In the clog of the river, the slow sick froth and stagnation she’s lain for three days, face down and slowly swelling with the stench of the crime. Gone the girl, the beautiful girl, she’s long fled among the reeds, the cicada song, the thrips and the swooping kingfishers, she’s rushed out like a gasp into the starry chill. That is her in the long, elegant step of the heron, her in the silky fall of dusk, her in the crushed breath of eucalypt, the sigh of night breeze.

The thing down there in the river bend is not her, is nothing, only the carcass, the bag: a corrupted sac of virescent meat. The river stings and itches with flies, and plops with gases, and gathers the scum of decay in its teeth of rotted trunks and boughs. The thing-that-was-once-a-girl goes to collect there too, to slowly bloat and stink and simulate life with its sighing and popping and subsiding, as if restless with sad thoughts. It forgets itself and farts and belches and lets itself go completely, gets fat with death, does not even care that the rats tear flakes from its soft, white edges, that the maggots swarm on the water line and fill its skin like a piƱata. It embraces decay unreservedly, loses unity and becomes a multitude, a human-shaped colony of crawling and microscopic things, her once fine, splendid flesh softening, loosening, dissolving away, so that soon all that once clothed her in loveliness will break up like suds and the bones will rise out, a reminder that a life cannot so easily be unmade. The bones will rise out, white as stones, severe and fragile, to sing in the twilight of lost and forgotten things, of love unmade and deeds undone.

Somehow it seems unlikely to become a short story, more likely the novel I write while I'm not writing the novel I'm supposed to be writing. Am I really considering some Wolf-Creek-Ivan-Milat-Joanne-Lees suspense thriller here? Hmm, we shall see...

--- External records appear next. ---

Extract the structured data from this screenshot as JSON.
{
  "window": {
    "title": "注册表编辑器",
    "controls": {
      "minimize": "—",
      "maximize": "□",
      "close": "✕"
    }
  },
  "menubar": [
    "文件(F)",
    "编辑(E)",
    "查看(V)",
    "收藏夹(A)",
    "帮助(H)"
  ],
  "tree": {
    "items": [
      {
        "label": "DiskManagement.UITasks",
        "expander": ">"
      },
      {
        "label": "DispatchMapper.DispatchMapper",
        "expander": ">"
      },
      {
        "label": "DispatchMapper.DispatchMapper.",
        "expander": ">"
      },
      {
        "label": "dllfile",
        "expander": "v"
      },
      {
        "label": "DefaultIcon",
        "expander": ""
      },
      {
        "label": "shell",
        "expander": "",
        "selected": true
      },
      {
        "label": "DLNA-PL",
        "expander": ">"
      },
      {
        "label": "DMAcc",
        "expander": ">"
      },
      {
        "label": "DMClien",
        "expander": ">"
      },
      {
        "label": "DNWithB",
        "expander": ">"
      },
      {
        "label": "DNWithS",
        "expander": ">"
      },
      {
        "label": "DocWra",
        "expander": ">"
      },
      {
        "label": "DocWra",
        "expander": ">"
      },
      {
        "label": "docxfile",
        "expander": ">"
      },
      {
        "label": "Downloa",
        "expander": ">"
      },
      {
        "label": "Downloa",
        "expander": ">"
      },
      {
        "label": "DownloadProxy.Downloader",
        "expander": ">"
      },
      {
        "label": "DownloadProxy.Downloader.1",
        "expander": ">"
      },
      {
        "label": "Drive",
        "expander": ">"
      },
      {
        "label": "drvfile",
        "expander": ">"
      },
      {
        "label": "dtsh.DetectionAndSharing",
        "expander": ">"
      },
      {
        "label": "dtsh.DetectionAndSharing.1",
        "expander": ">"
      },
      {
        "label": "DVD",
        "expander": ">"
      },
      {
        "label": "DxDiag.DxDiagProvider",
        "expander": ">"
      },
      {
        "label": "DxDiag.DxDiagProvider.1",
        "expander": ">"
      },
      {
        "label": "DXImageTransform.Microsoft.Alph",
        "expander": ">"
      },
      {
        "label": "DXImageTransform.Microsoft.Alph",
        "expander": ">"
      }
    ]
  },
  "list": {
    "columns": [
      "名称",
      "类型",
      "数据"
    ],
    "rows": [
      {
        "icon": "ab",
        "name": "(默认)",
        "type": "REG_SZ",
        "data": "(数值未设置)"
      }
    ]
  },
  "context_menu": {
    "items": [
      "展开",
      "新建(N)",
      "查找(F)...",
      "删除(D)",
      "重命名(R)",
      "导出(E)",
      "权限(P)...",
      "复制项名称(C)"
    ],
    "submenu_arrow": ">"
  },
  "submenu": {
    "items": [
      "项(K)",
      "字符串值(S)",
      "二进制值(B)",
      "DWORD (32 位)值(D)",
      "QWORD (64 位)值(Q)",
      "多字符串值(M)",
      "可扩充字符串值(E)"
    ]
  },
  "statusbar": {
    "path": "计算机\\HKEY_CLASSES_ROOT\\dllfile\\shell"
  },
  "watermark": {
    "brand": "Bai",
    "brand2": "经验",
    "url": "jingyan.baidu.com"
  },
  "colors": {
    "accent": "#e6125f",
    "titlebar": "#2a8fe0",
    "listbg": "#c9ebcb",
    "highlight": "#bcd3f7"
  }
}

I think I mentioned that I convened a writers' group last year, beginning with writers who have all been published in the Sleepers Almanac, but now expanded beyond that somewhat. I call us the Almaniacs in my mind, but I'm not sure anybody else knows that. Anyway, we are privileged to have some fine writers in our small tribe, and none finer than Jessica Au, whose story 'Leopards' is probably my favourite from last year's Almanac and who, at the age of twenty-very-little, writes absolutely Winton-esque prose. She's been presenting chapters from her novel in development for our delectation in recent meetings. I wish I could post some of the lines here, but that would be presumptuous. I can't however resist the one quote, something about "girls with salt in their hair and bodies struck with sunlight". "Bodies struck with sunlight" - how simple and gorgeous. I read this chapter with a feeling of sick excitement and jealousy. Trust me, you read it here first: this book will win prizes, and if it doesn't sell as well, then you're all crazy you hear me?

I heard David Malouf on the Book Show on Radio National talking about "eroticising the landscape" when he writes, and that is exactly what Jess does so beautifully: she manages to scoop some of the essential and the sensual out of whatever she describes, so that what comes off the page is somehow more vivid and sublime than the real thing.

I went back to my own half-finished offering after the group finished feeling curiously dispirited and inspired (impossible, I know, but true). I just had to get some of that same vividness into it. Writing about erotic love, I realised I was sentimentalising, vaselining my lens. I was missing the irregularity and uniqueness of my subject. Everything was getting emulsified, and in the process actually losing its eroticism. So - the method of successive approximations - I started trying to write in these unexpected, even jarring elements. My perfectionism can be a killer, but it also means I get better, I hope. I'm always seeing the David (Malouf?) in the marble and trying to chip him out.